TASK ITEM
Determine how many lines in the entries contain the word "icon", and give that number with no other text.

MATERIAL FOR THE TASK
· · · · ·

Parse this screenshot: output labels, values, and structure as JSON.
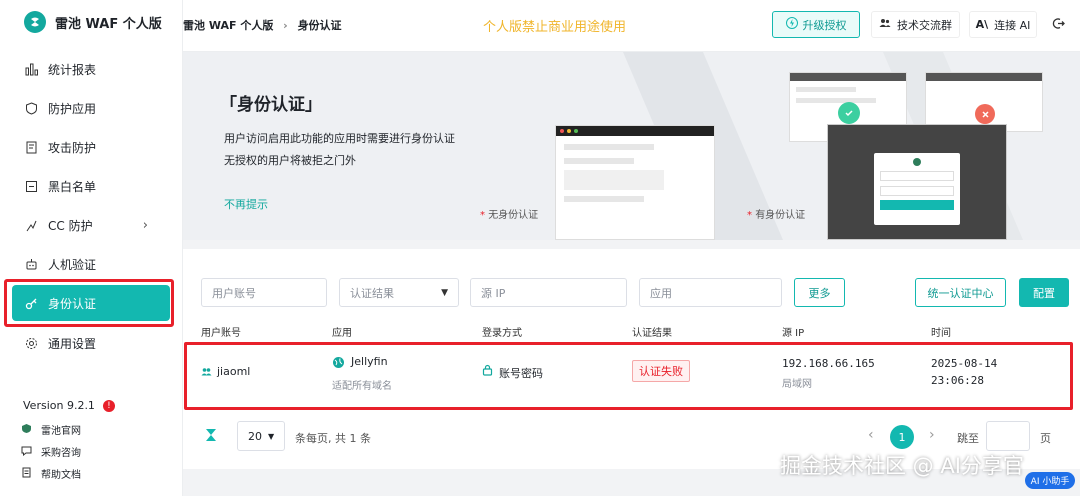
{
  "app": {
    "title": "雷池 WAF 个人版",
    "version": "Version 9.2.1",
    "version_badge": "!",
    "colors": {
      "accent": "#13b8b0",
      "highlight": "#e8202a",
      "notice": "#f0b52b"
    }
  },
  "sidebar": {
    "items": [
      {
        "label": "统计报表",
        "icon": "chart-icon"
      },
      {
        "label": "防护应用",
        "icon": "shield-icon"
      },
      {
        "label": "攻击防护",
        "icon": "attack-icon"
      },
      {
        "label": "黑白名单",
        "icon": "list-icon"
      },
      {
        "label": "CC 防护",
        "icon": "cc-icon",
        "has_submenu": true
      },
      {
        "label": "人机验证",
        "icon": "robot-icon"
      },
      {
        "label": "身份认证",
        "icon": "key-icon",
        "active": true
      },
      {
        "label": "通用设置",
        "icon": "gear-icon"
      }
    ],
    "footer_links": [
      {
        "label": "雷池官网",
        "icon": "website-icon"
      },
      {
        "label": "采购咨询",
        "icon": "chat-icon"
      },
      {
        "label": "帮助文档",
        "icon": "doc-icon"
      }
    ]
  },
  "header": {
    "breadcrumb": [
      "雷池 WAF 个人版",
      "身份认证"
    ],
    "breadcrumb_sep": "›",
    "notice": "个人版禁止商业用途使用",
    "upgrade_label": "升级授权",
    "community_label": "技术交流群",
    "ai_label": "连接 AI"
  },
  "banner": {
    "title": "「身份认证」",
    "desc_line1": "用户访问启用此功能的应用时需要进行身份认证",
    "desc_line2": "无授权的用户将被拒之门外",
    "dismiss_link": "不再提示",
    "caption_left": "无身份认证",
    "caption_right": "有身份认证",
    "caption_star": "*"
  },
  "filters": {
    "user_placeholder": "用户账号",
    "result_placeholder": "认证结果",
    "ip_placeholder": "源 IP",
    "app_placeholder": "应用",
    "more_label": "更多",
    "sso_label": "统一认证中心",
    "config_label": "配置"
  },
  "table": {
    "headers": [
      "用户账号",
      "应用",
      "登录方式",
      "认证结果",
      "源 IP",
      "时间"
    ],
    "rows": [
      {
        "user": "jiaoml",
        "app_name": "Jellyfin",
        "app_sub": "适配所有域名",
        "login_method": "账号密码",
        "result": "认证失败",
        "ip": "192.168.66.165",
        "ip_sub": "局域网",
        "date": "2025-08-14",
        "time": "23:06:28"
      }
    ]
  },
  "pager": {
    "page_size": "20",
    "summary": "条每页, 共 1 条",
    "current_page": "1",
    "prev": "‹",
    "next": "›",
    "jump_label": "跳至",
    "jump_suffix": "页"
  },
  "overlay": {
    "watermark": "掘金技术社区 @ AI分享官",
    "ai_assistant": "AI 小助手"
  }
}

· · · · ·

SOLUTION TO THIS TASK
11